- Grass snakes shed their skins in groups at the same time of the year. The molting process takes about 6-10 weeks. The reason behind why they do it in groups remains unknown.
- In Northern America, the grass snake is mainly referred to as rough grass and smooth grass snake, whereas in the United Kingdom, it is commonly called the barred grass snake.
- In Baltic mythology, grass snakes were considered sacred. It was often kept as a pet, sleeping under a married couple’s bed or in a particular place near the fireplace (hearth).
- The grass snake is not only Britain’s largest species of reptile but also the most common species of snake.
- Like all other snakes, grass snakes are coldblooded and only become active and hunt when they raise their body temperatures through basking.
Frequently Asked Questions (FAQ)
Can grass snakes be kept as pets?
No, you can’t keep them as pets. Grass snakes have not been domesticated anywhere in the world so far. It is only in zoos that they are kept for conservation. It’s near impossible to provide the conditions grass snakes require in the wild in captivity.
Wild-caught snakes might also carry parasites or cause diseases. It’s not recommended to keep a grass snake as a pet.
What should I do if I find a grass snake in my garden?
In such a situation, take your children and pets (if any) indoors as they face higher risks of being attacked. Allow the snake to slither through the garden and take note of its size, pattern and double-check to be sure. It is likely to be a slow worm or a grass snake.
Grass snakes and slow worms are both native to Europe, and they resemble one another. Hence it’s slightly difficult to differentiate the two. Luckily, both don’t pose a threat to humans.
How do grass snakes live in the wild?
In the wild, grass snakes live solitary lives.
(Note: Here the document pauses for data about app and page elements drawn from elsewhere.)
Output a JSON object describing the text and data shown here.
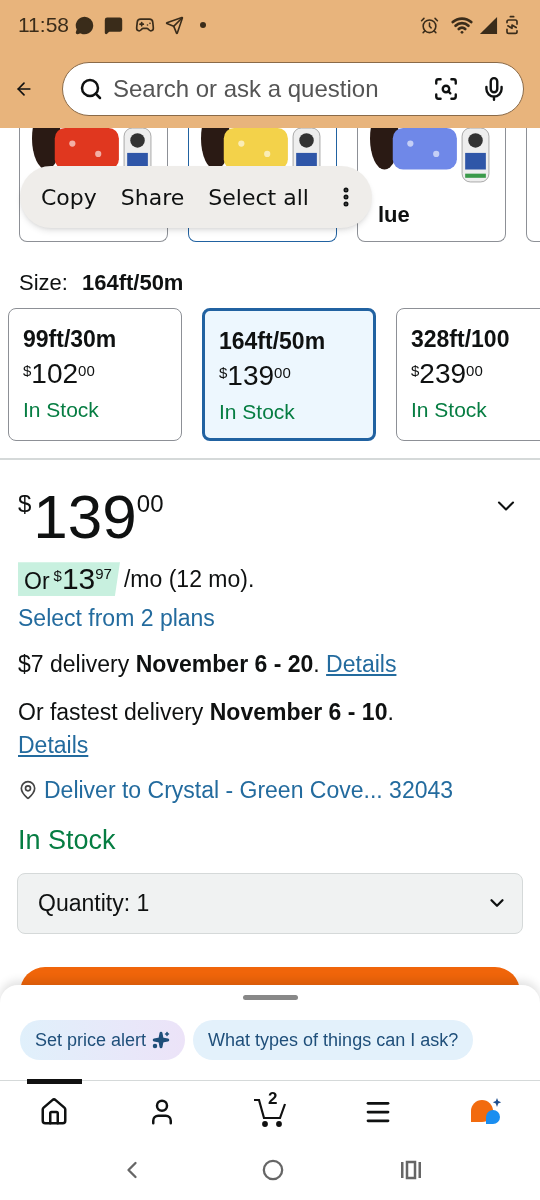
{
  "status_bar": {
    "time": "11:58"
  },
  "search": {
    "placeholder": "Search or ask a question"
  },
  "color_options": [
    {
      "selected": false
    },
    {
      "selected": true
    },
    {
      "selected": false,
      "label": "lue"
    },
    {
      "selected": false
    }
  ],
  "selection_menu": [
    "Copy",
    "Share",
    "Select all"
  ],
  "size": {
    "label": "Size:",
    "value": "164ft/50m"
  },
  "size_options": [
    {
      "name": "99ft/30m",
      "currency": "$",
      "whole": "102",
      "cents": "00",
      "stock": "In Stock",
      "selected": false
    },
    {
      "name": "164ft/50m",
      "currency": "$",
      "whole": "139",
      "cents": "00",
      "stock": "In Stock",
      "selected": true
    },
    {
      "name": "328ft/100",
      "currency": "$",
      "whole": "239",
      "cents": "00",
      "stock": "In Stock",
      "selected": false
    }
  ],
  "price": {
    "currency": "$",
    "whole": "139",
    "cents": "00"
  },
  "monthly": {
    "prefix": "Or",
    "currency": "$",
    "whole": "13",
    "cents": "97",
    "suffix": "/mo (12 mo)."
  },
  "plans_link": "Select from 2 plans",
  "delivery": {
    "text": "$7 delivery **November 6 - 20**.",
    "link": "Details"
  },
  "fastest_delivery": {
    "text": "Or fastest delivery **November 6 - 10**.",
    "link": "Details"
  },
  "deliver_to": "Deliver to Crystal - Green Cove... 32043",
  "availability": "In Stock",
  "quantity": "Quantity: 1",
  "chips": [
    "Set price alert",
    "What types of things can I ask?"
  ],
  "bottom_nav": [
    {
      "kind": "home",
      "selected": true
    },
    {
      "kind": "account",
      "selected": false
    },
    {
      "kind": "cart",
      "selected": false,
      "badge": "2"
    },
    {
      "kind": "menu",
      "selected": false
    },
    {
      "kind": "assistant",
      "selected": false
    }
  ]
}
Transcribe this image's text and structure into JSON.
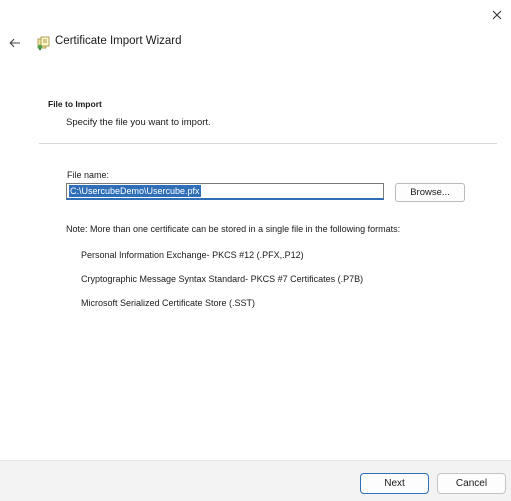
{
  "window": {
    "close_icon": "close-icon",
    "back_icon": "back-arrow-icon",
    "wizard_icon": "certificate-icon",
    "title": "Certificate Import Wizard"
  },
  "section": {
    "title": "File to Import",
    "subtitle": "Specify the file you want to import."
  },
  "file": {
    "label": "File name:",
    "value": "C:\\UsercubeDemo\\Usercube.pfx",
    "browse_label": "Browse..."
  },
  "note": {
    "text": "Note:  More than one certificate can be stored in a single file in the following formats:",
    "formats": [
      "Personal Information Exchange- PKCS #12 (.PFX,.P12)",
      "Cryptographic Message Syntax Standard- PKCS #7 Certificates (.P7B)",
      "Microsoft Serialized Certificate Store (.SST)"
    ]
  },
  "footer": {
    "next_label": "Next",
    "cancel_label": "Cancel"
  },
  "colors": {
    "accent": "#2f6fb8",
    "footer_bg": "#f3f3f3"
  }
}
Only until the mating season do they come together in large groups to pick a mating partner and find a location to lay eggs.
Are grass snakes active at night?
Grass snakes are diurnal, meaning they are mainly active during the day and at dusk. They spend the better part of their day basking in the sun either from the ground or on trees.
Grass snakes usually find a safe spot to sleep at night as they fall prey to many animals, most of which have food night vision.
Grass snakes are skilled animals, and some might even say talented. They swim, they act, and they even look the part. These snakes occupy wet areas where they highly thrive, and their favorite meal on the menu is amphibians.
There you have it. ‘’What do grass snakes eat?’’ should never be a tricky question for you to answer.
1 thought on “7 Things Grass Snakes Like to Eat (Diet & Facts)”
Well as a hater of snakes absolute hater., I do know that grass snakes do threaten they do they slither away button and they stop and look back and just look at you like their little bastards. I hate them I’d kill every goddamn snake on this planet if I could. They just do in my garden now I can’t believe it was terrible